By Rebekah Zemansky
Cronkite News Service
PHOENIX -- Traces of guns seized on both sides of the border helped federal agencies break up several rings involved in purchasing firearms in the Valley and shipping them to Mexican drug cartels, a federal official said Tuesday.
Authorities had arrested at least 20 people, with an additional 14 facing charges, for participating in the so-called straw purchases, according to Dennis K. Burke, the U.S. attorney for Arizona.
The suspects included those who purchased the weapons and those who bought the guns from them to take into Mexico, Burke said. Officials seized more than 700 guns, including AK-47s and powerful .50-caliber rifles.
Straw purchasers are those who buy guns on proxy for cartels, claiming that they are buying for themselves. Many of the weapons taken in the recovery were purchased legally by Arizonans who then delivered the guns to cartel representatives. (Cronkite News Service Photo by Rebekah Zemansky)
"We really wanted to disassemble an entire organization, an entire firearms-trafficking organization, instead of just targeting straw purchasers," Burke said.
Agents traced weapons seized at crime scenes in Mexico, Texas and Arizona back to those who purchased the guns legally from shops in the Phoenix area.
One of those charged purchased 40 semi-automatic weapons in a single day from a gun shop in Glendale, according to the indictment.

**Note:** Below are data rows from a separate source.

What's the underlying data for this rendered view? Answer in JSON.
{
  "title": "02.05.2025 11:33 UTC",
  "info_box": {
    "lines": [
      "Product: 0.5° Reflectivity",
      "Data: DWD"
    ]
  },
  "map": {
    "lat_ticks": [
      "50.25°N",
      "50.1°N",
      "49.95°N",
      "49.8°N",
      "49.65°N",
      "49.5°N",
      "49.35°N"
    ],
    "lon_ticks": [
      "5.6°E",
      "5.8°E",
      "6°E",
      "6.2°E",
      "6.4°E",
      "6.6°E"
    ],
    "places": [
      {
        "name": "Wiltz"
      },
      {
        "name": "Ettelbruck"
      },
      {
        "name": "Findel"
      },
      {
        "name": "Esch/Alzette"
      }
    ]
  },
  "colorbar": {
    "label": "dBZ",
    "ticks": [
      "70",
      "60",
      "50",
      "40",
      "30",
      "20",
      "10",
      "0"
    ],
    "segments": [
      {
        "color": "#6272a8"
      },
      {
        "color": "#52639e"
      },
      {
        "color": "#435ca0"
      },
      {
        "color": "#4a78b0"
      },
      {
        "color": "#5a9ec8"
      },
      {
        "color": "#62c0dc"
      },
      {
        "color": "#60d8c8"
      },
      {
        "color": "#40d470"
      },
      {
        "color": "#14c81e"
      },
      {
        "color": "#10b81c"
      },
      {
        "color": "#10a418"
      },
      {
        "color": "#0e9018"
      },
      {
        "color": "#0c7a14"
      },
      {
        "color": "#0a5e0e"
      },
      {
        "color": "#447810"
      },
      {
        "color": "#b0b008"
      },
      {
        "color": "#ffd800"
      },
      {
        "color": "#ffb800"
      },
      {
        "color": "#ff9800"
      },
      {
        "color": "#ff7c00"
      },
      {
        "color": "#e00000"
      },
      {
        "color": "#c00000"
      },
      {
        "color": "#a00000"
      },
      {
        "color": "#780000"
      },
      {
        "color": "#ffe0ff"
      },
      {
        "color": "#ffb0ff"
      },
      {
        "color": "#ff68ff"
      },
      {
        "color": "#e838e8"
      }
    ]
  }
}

At the same store, another buyer put a down payment on three sniper rifles at one time, records showed.
Then agents tracked connections between the buyers and the dealers who sold the guns to drug cartels using records, witnesses and phone calls, the indictment said.
Those accused of making straw purchases face charges alleging that they claimed falsely in documents that they were purchasing the guns for themselves.

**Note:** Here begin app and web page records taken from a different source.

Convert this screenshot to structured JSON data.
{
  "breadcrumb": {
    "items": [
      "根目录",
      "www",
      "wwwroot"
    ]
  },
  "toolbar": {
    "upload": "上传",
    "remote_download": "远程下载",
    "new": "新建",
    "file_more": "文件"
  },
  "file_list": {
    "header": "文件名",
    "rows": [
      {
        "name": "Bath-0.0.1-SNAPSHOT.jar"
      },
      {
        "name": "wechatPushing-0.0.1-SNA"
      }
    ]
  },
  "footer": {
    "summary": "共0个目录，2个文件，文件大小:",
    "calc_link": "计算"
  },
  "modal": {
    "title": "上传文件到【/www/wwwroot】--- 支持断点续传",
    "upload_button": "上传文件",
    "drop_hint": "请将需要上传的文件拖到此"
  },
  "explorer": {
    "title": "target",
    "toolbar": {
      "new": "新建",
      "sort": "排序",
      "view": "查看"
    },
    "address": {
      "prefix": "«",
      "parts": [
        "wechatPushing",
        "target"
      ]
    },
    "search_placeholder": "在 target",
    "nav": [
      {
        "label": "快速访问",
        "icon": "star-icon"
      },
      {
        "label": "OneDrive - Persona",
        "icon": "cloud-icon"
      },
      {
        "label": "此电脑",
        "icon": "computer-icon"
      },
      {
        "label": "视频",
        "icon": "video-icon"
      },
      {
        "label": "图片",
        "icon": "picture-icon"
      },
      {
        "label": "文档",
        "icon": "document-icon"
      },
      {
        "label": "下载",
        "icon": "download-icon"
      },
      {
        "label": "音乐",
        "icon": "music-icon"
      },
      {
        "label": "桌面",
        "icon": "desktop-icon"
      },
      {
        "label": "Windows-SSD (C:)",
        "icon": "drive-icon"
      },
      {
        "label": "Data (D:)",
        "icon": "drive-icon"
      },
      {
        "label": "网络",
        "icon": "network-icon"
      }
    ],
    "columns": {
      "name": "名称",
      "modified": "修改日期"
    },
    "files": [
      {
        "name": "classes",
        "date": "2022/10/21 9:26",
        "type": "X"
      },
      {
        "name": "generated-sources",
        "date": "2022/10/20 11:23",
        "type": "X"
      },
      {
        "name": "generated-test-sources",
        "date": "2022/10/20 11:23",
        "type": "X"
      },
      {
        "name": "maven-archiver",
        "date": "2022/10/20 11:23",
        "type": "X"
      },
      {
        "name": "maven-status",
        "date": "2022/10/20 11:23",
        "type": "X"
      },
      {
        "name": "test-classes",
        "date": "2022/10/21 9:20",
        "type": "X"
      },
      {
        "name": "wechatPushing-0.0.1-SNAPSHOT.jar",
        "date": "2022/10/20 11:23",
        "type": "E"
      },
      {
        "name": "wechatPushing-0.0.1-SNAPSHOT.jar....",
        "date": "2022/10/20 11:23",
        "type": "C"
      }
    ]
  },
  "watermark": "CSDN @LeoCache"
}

"Straw purchasers might be considered by some as the low rung on the ladder, and they might be, but straw purchasers play an integral part in the firearms trafficking organization," said Special Agent Bill Newell of the Bureau of Alcohol Tobacco and Firearms. "In my opinion [they] have as much blood on their hands as those individuals who ultimately pull the trigger."
Immigration and Customs Enforcement Agent Matt Allen said that Mexican law enforcement played an important role in tracing the seized weapons. Members of Mexican law enforcement organizations are frequently victims of trafficked firearms, Allen said.
Burke said those making such purchases don't care where the weapons end up or that they are used in crimes.
"Most of these straw purchasers did it for the money, for greed," Burke said. "The drug cartels go shopping for their war weapons in Arizona, and we've got evidence here."